RSNA 2014 

Abstract Archives of the RSNA, 2014


Adherence to Standard Nomenclature in CT Protocols: Assessing Consistency of Existing Naming Conventions Used in Clinical Operations

Scientific Papers

Presented on December 3, 2014
Presented as part of SSK12: ISP: Informatics (Quality and Safety)


Jenifer Willmann Siegelman MD, MPH, Presenter: Consultant, Bayer AG
Matthew M. Raffol MA, Abstract Co-Author: Nothing to Disclose
Mohammad Hadi Bagheri MD, Abstract Co-Author: Nothing to Disclose
Ramin Khorasani MD, Abstract Co-Author: Consultant, Medicalis Corp
Aaron D. Sodickson MD, PhD, Abstract Co-Author: Research Grant, Siemens AG


Systematic review of CT protocols for patient safety and quality improvement requires consistent, accurate, and intelligible protocol naming. Our goal was to assess naming consistency of our CT protocols via adherence to RadLex body region convention.


CT protocol names used in our multi-institution hospital system over a 27-month period (2012-2014) were assessed for conformance to the RadLex Playbook naming conventions. 193,000 consecutive CT exams at three institutions on 12 scanners from two vendors with 1622 unique protocol names were examined. Scanner protocol names for the head, neck, abdomen, chest, and spine were manually mapped to RadLex. Single body region clinical protocol names (n=848) were assessed for inclusion of the relevant RadLex body region designation.


54% of protocol names contained the RadLex-prescribed term for body region.

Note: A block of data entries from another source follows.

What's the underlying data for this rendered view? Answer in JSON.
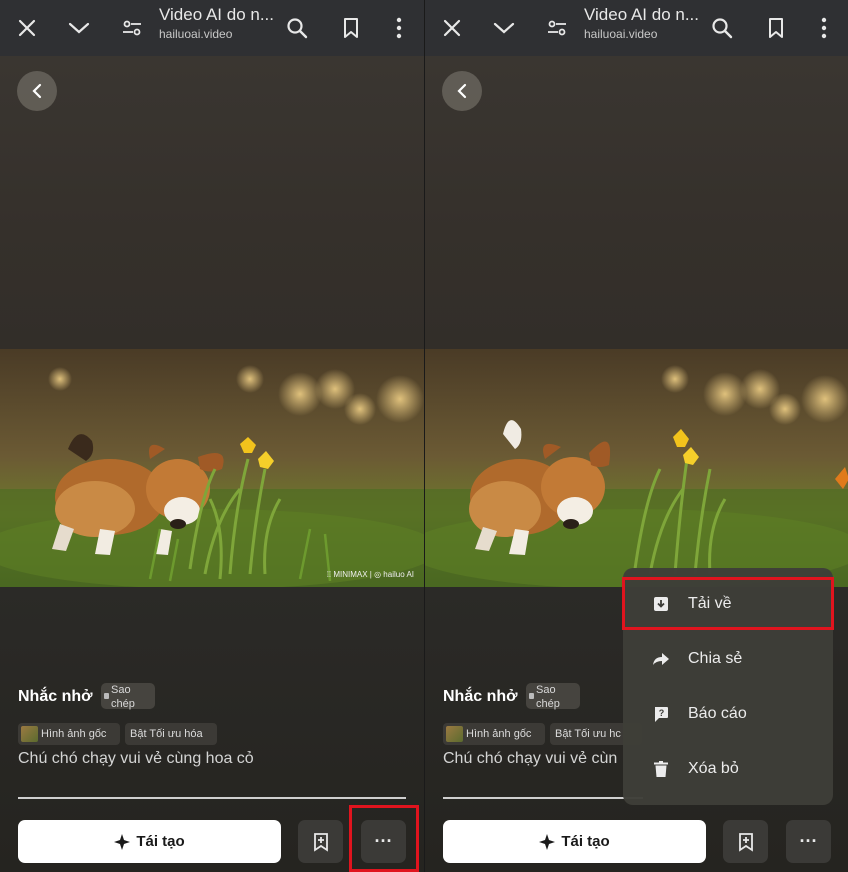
{
  "browser": {
    "page_title": "Video AI do n...",
    "domain": "hailuoai.video",
    "icons": [
      "close-icon",
      "chevron-down-icon",
      "page-settings-icon",
      "search-icon",
      "bookmark-icon",
      "more-vert-icon"
    ]
  },
  "video": {
    "watermark": "⁞⁞ MINIMAX | ◎ hailuo AI",
    "title": "Nhắc nhở",
    "copy_label": "Sao chép",
    "original_image_label": "Hình ảnh gốc",
    "optimize_label": "Bật Tối ưu hóa",
    "optimize_label_truncated": "Bật Tối ưu hc",
    "prompt": "Chú chó chạy vui vẻ cùng hoa cỏ",
    "prompt_truncated": "Chú chó chạy vui vẻ cùn"
  },
  "actions": {
    "regenerate_label": "Tái tạo",
    "more_label": "···"
  },
  "menu": {
    "items": [
      {
        "label": "Tải về",
        "icon": "download-icon"
      },
      {
        "label": "Chia sẻ",
        "icon": "share-icon"
      },
      {
        "label": "Báo cáo",
        "icon": "report-icon"
      },
      {
        "label": "Xóa bỏ",
        "icon": "delete-icon"
      }
    ]
  },
  "colors": {
    "highlight": "#e0141e",
    "toolbar": "#2f3033",
    "background": "#2e2b27"
  }
}
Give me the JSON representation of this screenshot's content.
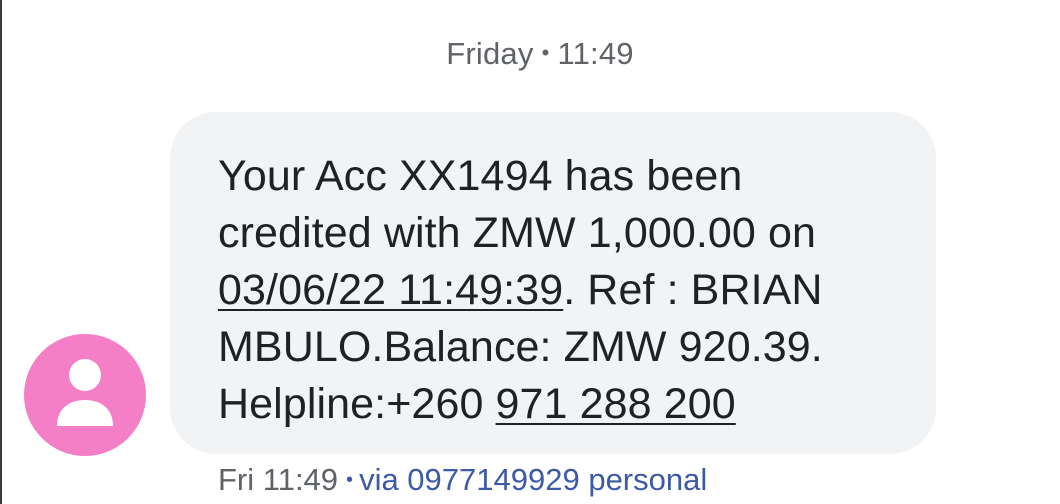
{
  "header": {
    "day": "Friday",
    "separator": "•",
    "time": "11:49"
  },
  "contact": {
    "avatar_icon": "person-icon",
    "avatar_color": "#f47fc6"
  },
  "message": {
    "line1": "Your Acc XX1494 has been",
    "line2": "credited with ZMW 1,000.00 on",
    "datetime_link": "03/06/22 11:49:39",
    "line3_rest": ". Ref : BRIAN",
    "line4": "MBULO.Balance: ZMW 920.39.",
    "helpline_label": "Helpline:+260 ",
    "helpline_link": "971 288 200",
    "bubble_color": "#f1f3f4"
  },
  "meta": {
    "time": "Fri 11:49",
    "separator": "•",
    "via": "via 0977149929 personal",
    "via_color": "#3c5aa6"
  }
}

Chi-squared tests for independence detected statistically significant variation in conformance rates across body regions (p < .001) or scanners (p<.005). No significant difference was detected among institutions (p<.8). Body region conformance rates were: neck 100%, spine 98%, head 53%, chest 81%, and abdomen 31%. Variation within a single protocol type (unique RadLex ID) was also observed, with as many as 19 unique names across the 3 institutions. Many protocols also deviated from the RadLex conventions by including reference to patient weight categories, contrast timing, clinical indication (PE, stent hypervascular) and number of scanner passes.


Variable naming of CT scanner protocols is prevalent within our healthcare system. In the context of accreditation standards, quality improvement and patient safety, healthcare-system wide review of CT protocols to assess the appropriateness of scan parameters and radiation exposure is necessary but is hampered by the current lack of protocol naming standardization due to suboptimal adherence to conventions. Additional modifiers beyond the RadLex terminology may be required to adequately reflect the complexity and diversity of protocol specifications needed for clinical operations. Character limits on scanners may also inhibit full and standardized parameter-specification in all protocol names.


Increased standardization of protocol nomenclature (using Radlex) may enable quality improvement initiatives by facilitating health-system wide protocol review and optimization.

Cite This Abstract

Siegelman, J, Raffol, M, Bagheri, M, Khorasani, R, Sodickson, A, Adherence to Standard Nomenclature in CT Protocols: Assessing Consistency of Existing Naming Conventions Used in Clinical Operations.  Radiological Society of North America 2014 Scientific Assembly and Annual Meeting, - ,Chicago IL.